5 Things You Need To Know Right Now About Arizona’s Drought
By Warren Tenney
Arizona water supplies are under pressure from ongoing drought, climate change and the over-allocation of the Colorado River among states. Here’s what you need to know about how your AMWUA cities are handling this record-breaking drought.
1. Cities are well aware of the facts. Water professionals understand that Arizona is facing a drought that some scientists are beginning to categorize as a mega-drought. Arizona has been in a state of drought for approximately 22 years, surpassing the worst drought in more than 110 years of record keeping. Water leaders in AMWUA cities are realists who understand the challenges presented by this weather, climate change and the over allocation of water supplies.
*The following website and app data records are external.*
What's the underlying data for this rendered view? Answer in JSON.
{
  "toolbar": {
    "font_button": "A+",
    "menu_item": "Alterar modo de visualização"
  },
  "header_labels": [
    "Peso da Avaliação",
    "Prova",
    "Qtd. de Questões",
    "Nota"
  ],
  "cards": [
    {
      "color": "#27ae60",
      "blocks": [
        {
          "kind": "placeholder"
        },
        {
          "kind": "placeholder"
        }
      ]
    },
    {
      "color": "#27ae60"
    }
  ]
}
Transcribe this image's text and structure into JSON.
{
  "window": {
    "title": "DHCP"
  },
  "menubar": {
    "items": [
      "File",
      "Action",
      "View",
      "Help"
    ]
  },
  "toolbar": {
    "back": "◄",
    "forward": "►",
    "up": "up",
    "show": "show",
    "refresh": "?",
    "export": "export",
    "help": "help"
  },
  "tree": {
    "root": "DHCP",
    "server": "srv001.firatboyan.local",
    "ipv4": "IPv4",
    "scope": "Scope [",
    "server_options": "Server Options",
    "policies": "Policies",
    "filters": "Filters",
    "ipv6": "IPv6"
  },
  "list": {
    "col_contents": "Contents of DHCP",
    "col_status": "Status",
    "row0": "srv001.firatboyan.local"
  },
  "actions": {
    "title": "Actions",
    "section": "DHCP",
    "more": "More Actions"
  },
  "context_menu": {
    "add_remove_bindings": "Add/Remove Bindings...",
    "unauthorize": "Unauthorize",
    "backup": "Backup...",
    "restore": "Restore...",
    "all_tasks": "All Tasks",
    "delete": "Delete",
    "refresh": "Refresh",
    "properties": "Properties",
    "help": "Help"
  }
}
2. Cities are not surprised. While these conditions are concerning, they are not surprising to desert cities. Limited precipitation and extended cycles of drought are expected in the desert. AMWUA cities have planned, built and managed their communities and their water supplies with this kind of drought in mind. Multiple sources of water - Salt and Verde River water, Colorado River water, recycled wastewater, unused water stored underground in previous years, and a certain amount of groundwater - enable the cities to offset reductions in one or more supplies. Your cities already have provided safe and reliable water to meet the needs of residents and businesses throughout this record-breaking drought – and will continue to do so.
3. Cities never stop seeking solutions. Our desert cities will run out of water when they stop planning and investing in solutions. That’s why professionals are working every day building partnerships among themselves and with other agencies to share water infrastructure, water storage space, water and wastewater treatment plants, and water conservation programs. Here are just a few recent examples.
- The City of Tucson is storing water for the City of Phoenix. During a shortage, Tucson will use the Phoenix water stored in its wells, while Phoenix will take an equal amount of Tucson’s Colorado River water directly from the canal to its treatment plant.
- Avondale is finally receiving its allotment of Colorado River water through a hook up to a Phoenix drinking water main line and Phoenix is storing water in Avondale’s aquifer.
- The Salt River Project has agreed to deliver the City of Goodyear’s allotment of Colorado River water to its new treatment plant so it can stop pumping groundwater from its limited aquifer.
- AMWUA cities have contributed to efforts to leave water in Lake Mead, the giant reservoir on the Colorado River, and stop it from falling to a level where the federal government would declare a shortage. A Level 1 federal shortage declaration would reduce Colorado River water used by some Arizona farmers, damage the state’s reputation as a leading water manager, and raise the cost of water for everyone.
4. Cities will alert you when projected demand outstrips projected water supplies. Cities understand that the day may come when their well-planned supplies will be strained by shortage and drought. Each AMWUA city has a tiered shortage preparedness plan in place. These plans will be activated should a city calculate that its water supplies are getting low enough that they may not comfortably meet demand. Cities will ask its homeowners, HOAs, building managers and businesses to reduce demand. You may be asked to limit irrigation, turn off water features, use a broom instead of a hose to clean your driveway or porch, or not to empty and refill your pool.
5. Cities thank you for your help. Desert dwellers are smart. For decades, they have understood that living in the beautiful Sonoran Desert means conserving water where possible. Many homeowners and businesses have replaced their old appliances and fixtures with new low-water versions. Many residential and commercial landscapes are created with drought resistant and native trees and plants that provide shade, help to reduce outdoor water demand and save money. Many residents have learned to operate their irrigation controllers and monitor their irrigation systems for leaks. Some HOAs have taken advantage of free irrigation experts available through their cities to keep equipment working efficiently. We have a culture of conservation in the Valley and need to continue to encourage our neighbors and new comers to use water wisely.
The AMWUA shortage and drought page will keep you up to date about supply and demand issues. The AMWUA website, weekly Blog, Facebook, and Twitter also will keep you informed about drought, policy issues, ways to help conserve, and how cities continue to plan to meet your water needs during continuing drought and supply shortages.
For 49 years, Arizona Municipal Water Users Association has worked to protect our member cities’ ability to provide assured, safe and sustainable water supplies to their communities. For more water information visit www.amwua.org.